The human eye formation requires extraordinary coordination of various developmental processes. The conservation of developmental steps in vertebrates suggests possible common genetic mechanisms. Genetic diseases involving the eye represent a leading cause of blindness in children and adults. During the last decades, there has been an exponential increase in genetic studies of ocular disorders. Our laboratory studies a variety of human ocular disorders including anophthalmia/microphthalmia/coloboma, Axenfeld-Rieger syndrome, Peters Plus syndrome, various forms of anterior segment dysgenesis as well as congenital and juvenile glaucoma and cataracts. We actively utilize whole exome and whole genome sequencing to identify causative genes, as well as animal studies for functional characterization of the identified variants. The talk will present some examples of these studies as well as value of genetic tests for affected families and their health care providers

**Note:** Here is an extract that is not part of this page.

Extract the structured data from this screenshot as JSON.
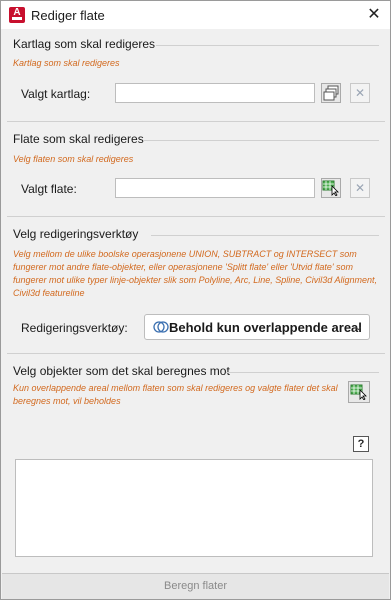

Advanced in clinical and bench research in ophthalmology has produced multiple new treatment options for a variety of ocular diseases. New technology, including the fast growing field of ocular imaging, is been used to further understand eye anatomy and pathology. Progress in the field of ocular surgery has introduced new techniques and better outcomes. The clinical and research environment is complex; issues related to ethics, quality improvement and new technology affect all eye care providers. The Eye Institute has, as one of its mission, the goal of being at the forefront of research, clinical care and education. Our goal is to educate the academic and community eye care providers, residents, researchers and medical students on the best and newest clinical and surgical treatments, cutting edge research and important non-clinical topics available in the field.
- Community eye care professionals
- Full time faculty
- Fellow ophthalmologists
- Ophthalmic photographers
At the conclusion of this activity, I will be able to:
- To provide information about several human ocular syndromes and their causative genetic factors
- To present current methods of causative gene identification (whole exome/genome sequencing, functional studies
- To describe benefits of genetic tests to families and their health care providers
Elena Semina, PhD
Chair, Division of Developmental Biology
Medical College of Wisconsin
In accordance with the ACCME® Standards for Commercial Support Number 6, all in control of content disclosed any relevant financial relationships. These relationships were reviewed via the MCW conflict of interest resolution process and resolved
- 1.00 AMA PRA Category 1 Credit(s)™AMA PRA Category 1 Credit(s)™
- 1.00 Hours of ParticipationHours of Participation credit.